Using an insurance claims database, Angela DeVeaugh-Geiss, PhD, of Purdue Pharma L.P., in Stamford, Connecticut, and colleagues identified 3,224 overdose cases among 9.6 million individuals dispensed new opioids. Of the 3,224 cases, 44% had no prescribed opioids in the 30 days preceding the event. This proportion decreased with age, from 59% among those aged 18-24 years to 30% among those aged 50-64 years. At lower doses, most patients had prescriptions for immediate-release (IR) opioids; at higher doses (above 100 mg/day), most had prescriptions for extended-release (ER) opioids.
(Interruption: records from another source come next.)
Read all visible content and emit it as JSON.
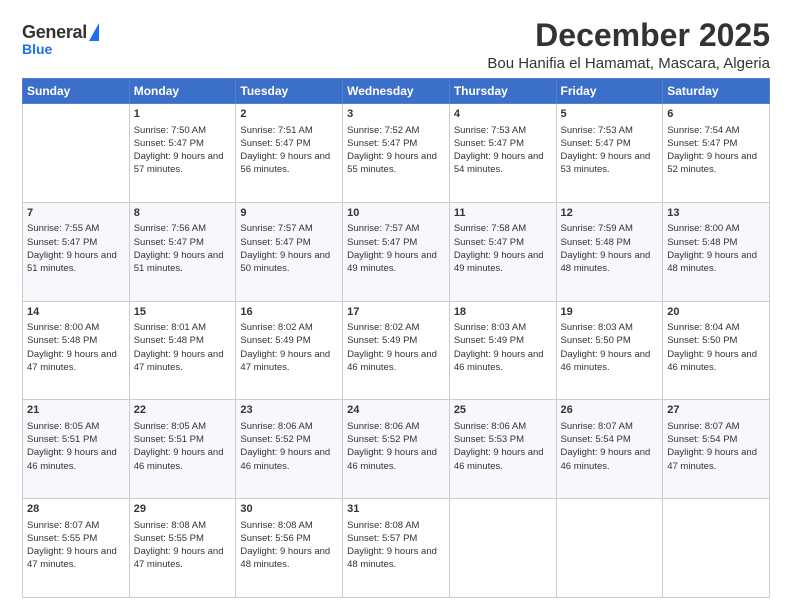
{
  "logo": {
    "general": "General",
    "blue": "Blue"
  },
  "header": {
    "month": "December 2025",
    "location": "Bou Hanifia el Hamamat, Mascara, Algeria"
  },
  "days": [
    "Sunday",
    "Monday",
    "Tuesday",
    "Wednesday",
    "Thursday",
    "Friday",
    "Saturday"
  ],
  "weeks": [
    [
      {
        "day": "",
        "sunrise": "",
        "sunset": "",
        "daylight": ""
      },
      {
        "day": "1",
        "sunrise": "Sunrise: 7:50 AM",
        "sunset": "Sunset: 5:47 PM",
        "daylight": "Daylight: 9 hours and 57 minutes."
      },
      {
        "day": "2",
        "sunrise": "Sunrise: 7:51 AM",
        "sunset": "Sunset: 5:47 PM",
        "daylight": "Daylight: 9 hours and 56 minutes."
      },
      {
        "day": "3",
        "sunrise": "Sunrise: 7:52 AM",
        "sunset": "Sunset: 5:47 PM",
        "daylight": "Daylight: 9 hours and 55 minutes."
      },
      {
        "day": "4",
        "sunrise": "Sunrise: 7:53 AM",
        "sunset": "Sunset: 5:47 PM",
        "daylight": "Daylight: 9 hours and 54 minutes."
      },
      {
        "day": "5",
        "sunrise": "Sunrise: 7:53 AM",
        "sunset": "Sunset: 5:47 PM",
        "daylight": "Daylight: 9 hours and 53 minutes."
      },
      {
        "day": "6",
        "sunrise": "Sunrise: 7:54 AM",
        "sunset": "Sunset: 5:47 PM",
        "daylight": "Daylight: 9 hours and 52 minutes."
      }
    ],
    [
      {
        "day": "7",
        "sunrise": "Sunrise: 7:55 AM",
        "sunset": "Sunset: 5:47 PM",
        "daylight": "Daylight: 9 hours and 51 minutes."
      },
      {
        "day": "8",
        "sunrise": "Sunrise: 7:56 AM",
        "sunset": "Sunset: 5:47 PM",
        "daylight": "Daylight: 9 hours and 51 minutes."
      },
      {
        "day": "9",
        "sunrise": "Sunrise: 7:57 AM",
        "sunset": "Sunset: 5:47 PM",
        "daylight": "Daylight: 9 hours and 50 minutes."
      },
      {
        "day": "10",
        "sunrise": "Sunrise: 7:57 AM",
        "sunset": "Sunset: 5:47 PM",
        "daylight": "Daylight: 9 hours and 49 minutes."
      },
      {
        "day": "11",
        "sunrise": "Sunrise: 7:58 AM",
        "sunset": "Sunset: 5:47 PM",
        "daylight": "Daylight: 9 hours and 49 minutes."
      },
      {
        "day": "12",
        "sunrise": "Sunrise: 7:59 AM",
        "sunset": "Sunset: 5:48 PM",
        "daylight": "Daylight: 9 hours and 48 minutes."
      },
      {
        "day": "13",
        "sunrise": "Sunrise: 8:00 AM",
        "sunset": "Sunset: 5:48 PM",
        "daylight": "Daylight: 9 hours and 48 minutes."
      }
    ],
    [
      {
        "day": "14",
        "sunrise": "Sunrise: 8:00 AM",
        "sunset": "Sunset: 5:48 PM",
        "daylight": "Daylight: 9 hours and 47 minutes."
      },
      {
        "day": "15",
        "sunrise": "Sunrise: 8:01 AM",
        "sunset": "Sunset: 5:48 PM",
        "daylight": "Daylight: 9 hours and 47 minutes."
      },
      {
        "day": "16",
        "sunrise": "Sunrise: 8:02 AM",
        "sunset": "Sunset: 5:49 PM",
        "daylight": "Daylight: 9 hours and 47 minutes."
      },
      {
        "day": "17",
        "sunrise": "Sunrise: 8:02 AM",
        "sunset": "Sunset: 5:49 PM",
        "daylight": "Daylight: 9 hours and 46 minutes."
      },
      {
        "day": "18",
        "sunrise": "Sunrise: 8:03 AM",
        "sunset": "Sunset: 5:49 PM",
        "daylight": "Daylight: 9 hours and 46 minutes."
      },
      {
        "day": "19",
        "sunrise": "Sunrise: 8:03 AM",
        "sunset": "Sunset: 5:50 PM",
        "daylight": "Daylight: 9 hours and 46 minutes."
      },
      {
        "day": "20",
        "sunrise": "Sunrise: 8:04 AM",
        "sunset": "Sunset: 5:50 PM",
        "daylight": "Daylight: 9 hours and 46 minutes."
      }
    ],
    [
      {
        "day": "21",
        "sunrise": "Sunrise: 8:05 AM",
        "sunset": "Sunset: 5:51 PM",
        "daylight": "Daylight: 9 hours and 46 minutes."
      },
      {
        "day": "22",
        "sunrise": "Sunrise: 8:05 AM",
        "sunset": "Sunset: 5:51 PM",
        "daylight": "Daylight: 9 hours and 46 minutes."
      },
      {
        "day": "23",
        "sunrise": "Sunrise: 8:06 AM",
        "sunset": "Sunset: 5:52 PM",
        "daylight": "Daylight: 9 hours and 46 minutes."
      },
      {
        "day": "24",
        "sunrise": "Sunrise: 8:06 AM",
        "sunset": "Sunset: 5:52 PM",
        "daylight": "Daylight: 9 hours and 46 minutes."
      },
      {
        "day": "25",
        "sunrise": "Sunrise: 8:06 AM",
        "sunset": "Sunset: 5:53 PM",
        "daylight": "Daylight: 9 hours and 46 minutes."
      },
      {
        "day": "26",
        "sunrise": "Sunrise: 8:07 AM",
        "sunset": "Sunset: 5:54 PM",
        "daylight": "Daylight: 9 hours and 46 minutes."
      },
      {
        "day": "27",
        "sunrise": "Sunrise: 8:07 AM",
        "sunset": "Sunset: 5:54 PM",
        "daylight": "Daylight: 9 hours and 47 minutes."
      }
    ],
    [
      {
        "day": "28",
        "sunrise": "Sunrise: 8:07 AM",
        "sunset": "Sunset: 5:55 PM",
        "daylight": "Daylight: 9 hours and 47 minutes."
      },
      {
        "day": "29",
        "sunrise": "Sunrise: 8:08 AM",
        "sunset": "Sunset: 5:55 PM",
        "daylight": "Daylight: 9 hours and 47 minutes."
      },
      {
        "day": "30",
        "sunrise": "Sunrise: 8:08 AM",
        "sunset": "Sunset: 5:56 PM",
        "daylight": "Daylight: 9 hours and 48 minutes."
      },
      {
        "day": "31",
        "sunrise": "Sunrise: 8:08 AM",
        "sunset": "Sunset: 5:57 PM",
        "daylight": "Daylight: 9 hours and 48 minutes."
      },
      {
        "day": "",
        "sunrise": "",
        "sunset": "",
        "daylight": ""
      },
      {
        "day": "",
        "sunrise": "",
        "sunset": "",
        "daylight": ""
      },
      {
        "day": "",
        "sunrise": "",
        "sunset": "",
        "daylight": ""
      }
    ]
  ]
}
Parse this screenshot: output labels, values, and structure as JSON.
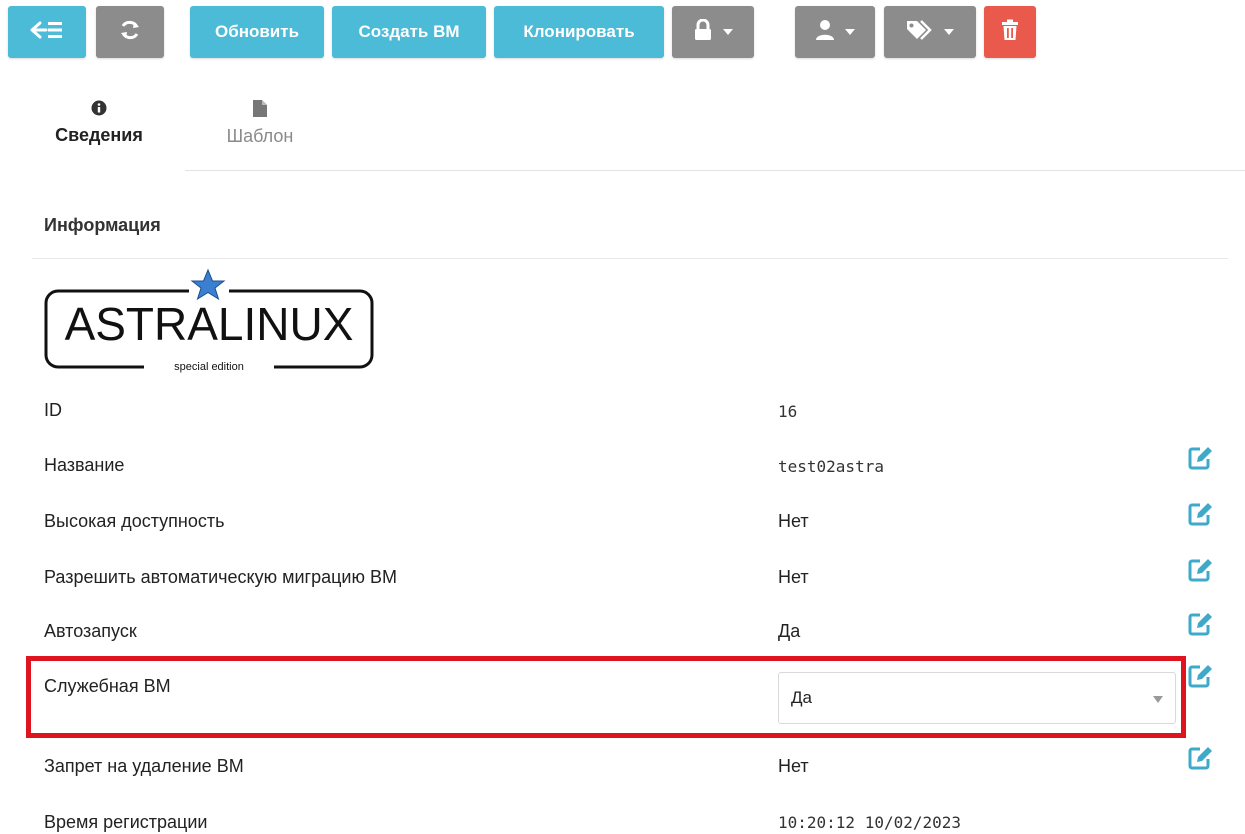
{
  "toolbar": {
    "refresh_label": "Обновить",
    "create_vm_label": "Создать ВМ",
    "clone_label": "Клонировать"
  },
  "tabs": [
    {
      "label": "Сведения",
      "active": true
    },
    {
      "label": "Шаблон",
      "active": false
    }
  ],
  "section": {
    "title": "Информация"
  },
  "logo": {
    "brand": "ASTRALINUX",
    "tagline": "special edition"
  },
  "rows": {
    "id": {
      "label": "ID",
      "value": "16"
    },
    "name": {
      "label": "Название",
      "value": "test02astra"
    },
    "ha": {
      "label": "Высокая доступность",
      "value": "Нет"
    },
    "migration": {
      "label": "Разрешить автоматическую миграцию ВМ",
      "value": "Нет"
    },
    "autostart": {
      "label": "Автозапуск",
      "value": "Да"
    },
    "service_vm": {
      "label": "Служебная ВМ",
      "value": "Да"
    },
    "delete_protect": {
      "label": "Запрет на удаление ВМ",
      "value": "Нет"
    },
    "reg_time": {
      "label": "Время регистрации",
      "value": "10:20:12 10/02/2023"
    }
  },
  "colors": {
    "teal": "#4bbbd8",
    "gray": "#8c8c8c",
    "red": "#ea5a4c",
    "edit_icon": "#3fa9c9",
    "highlight": "#e0141e"
  },
  "icons": [
    "back-list-icon",
    "sync-icon",
    "lock-icon",
    "user-icon",
    "tag-icon",
    "trash-icon",
    "info-icon",
    "file-icon",
    "edit-icon",
    "caret-down-icon"
  ]
}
The trend of the relationship between daily dosage strength and overdose risk changed from a 1.33-fold increase per 50 mg increment to a 1.12 increase after adjusting for IR/ER opioid type. After adjusting for opioid type, patient age, and sedative/hypnotic use, each 50 mg increment in dose was associated with an 8% increased risk of overdose among those aged 18-24, a 6% increased risk for those aged 24-34, a 2% decreased risk among subjects aged 35-44, and an 8% increased risk for patients aged 45-64, the researchers reported.

Compared with the dose category of at least 50 but less than 100 mg, the dose categories of at least 100 mg but less than 150 mg and at least 150 mg but less than 200 mg were associated with a 13% and 19% decreased risk of overdose, respectively, after adjusting for opioid type, patient age, and sedative/hypnotic use.

The findings suggest that comparisons of overdose risk in patients prescribed high vs low opioid doses are confounded by different patient types in the groups, Dr. DeVeaugh-Geiss’ group noted. In adjusted analyses, opioid type, patient age, and sedative/hypnotic use remained significant and strong predictors of overdose risk, according to the investigators. “The high proportion of overdoses without recent prescriptions suggests that many overdoses are from non-prescribed opioids,” they concluded.